Segment Start: STUDY MATERIAL
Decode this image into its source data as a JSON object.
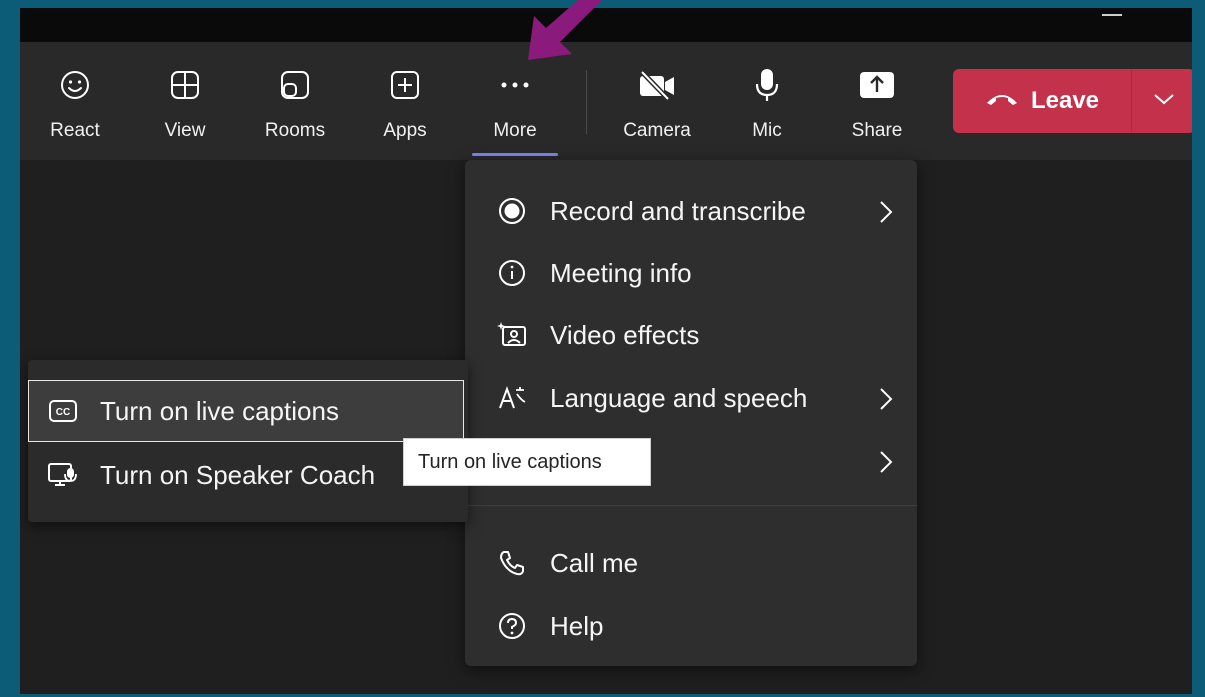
{
  "toolbar": {
    "buttons": [
      {
        "label": "React",
        "icon": "smiley-icon"
      },
      {
        "label": "View",
        "icon": "grid-view-icon"
      },
      {
        "label": "Rooms",
        "icon": "rooms-icon"
      },
      {
        "label": "Apps",
        "icon": "add-app-icon"
      },
      {
        "label": "More",
        "icon": "more-dots-icon",
        "active": true
      },
      {
        "label": "Camera",
        "icon": "camera-off-icon"
      },
      {
        "label": "Mic",
        "icon": "microphone-icon"
      },
      {
        "label": "Share",
        "icon": "share-screen-icon"
      }
    ],
    "leave_label": "Leave"
  },
  "more_menu": {
    "items": [
      {
        "label": "Record and transcribe",
        "icon": "record-icon",
        "has_submenu": true
      },
      {
        "label": "Meeting info",
        "icon": "info-icon"
      },
      {
        "label": "Video effects",
        "icon": "video-effects-icon"
      },
      {
        "label": "Language and speech",
        "icon": "language-icon",
        "has_submenu": true
      },
      {
        "label": "",
        "icon": "",
        "has_submenu": true
      },
      {
        "label": "Call me",
        "icon": "phone-icon"
      },
      {
        "label": "Help",
        "icon": "help-icon"
      }
    ]
  },
  "submenu": {
    "items": [
      {
        "label": "Turn on live captions",
        "icon": "captions-icon",
        "selected": true
      },
      {
        "label": "Turn on Speaker Coach",
        "icon": "speaker-coach-icon"
      }
    ]
  },
  "tooltip": {
    "text": "Turn on live captions"
  },
  "colors": {
    "accent": "#7f85f5",
    "leave": "#c4314b",
    "annotation_arrow": "#8a1a7c",
    "border": "#0c5b77"
  }
}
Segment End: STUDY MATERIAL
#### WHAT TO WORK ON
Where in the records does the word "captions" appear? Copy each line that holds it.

#### RESPONSE FOR THIS EXERCISE
        "label": "Turn on live captions",
        "icon": "captions-icon",
    "text": "Turn on live captions"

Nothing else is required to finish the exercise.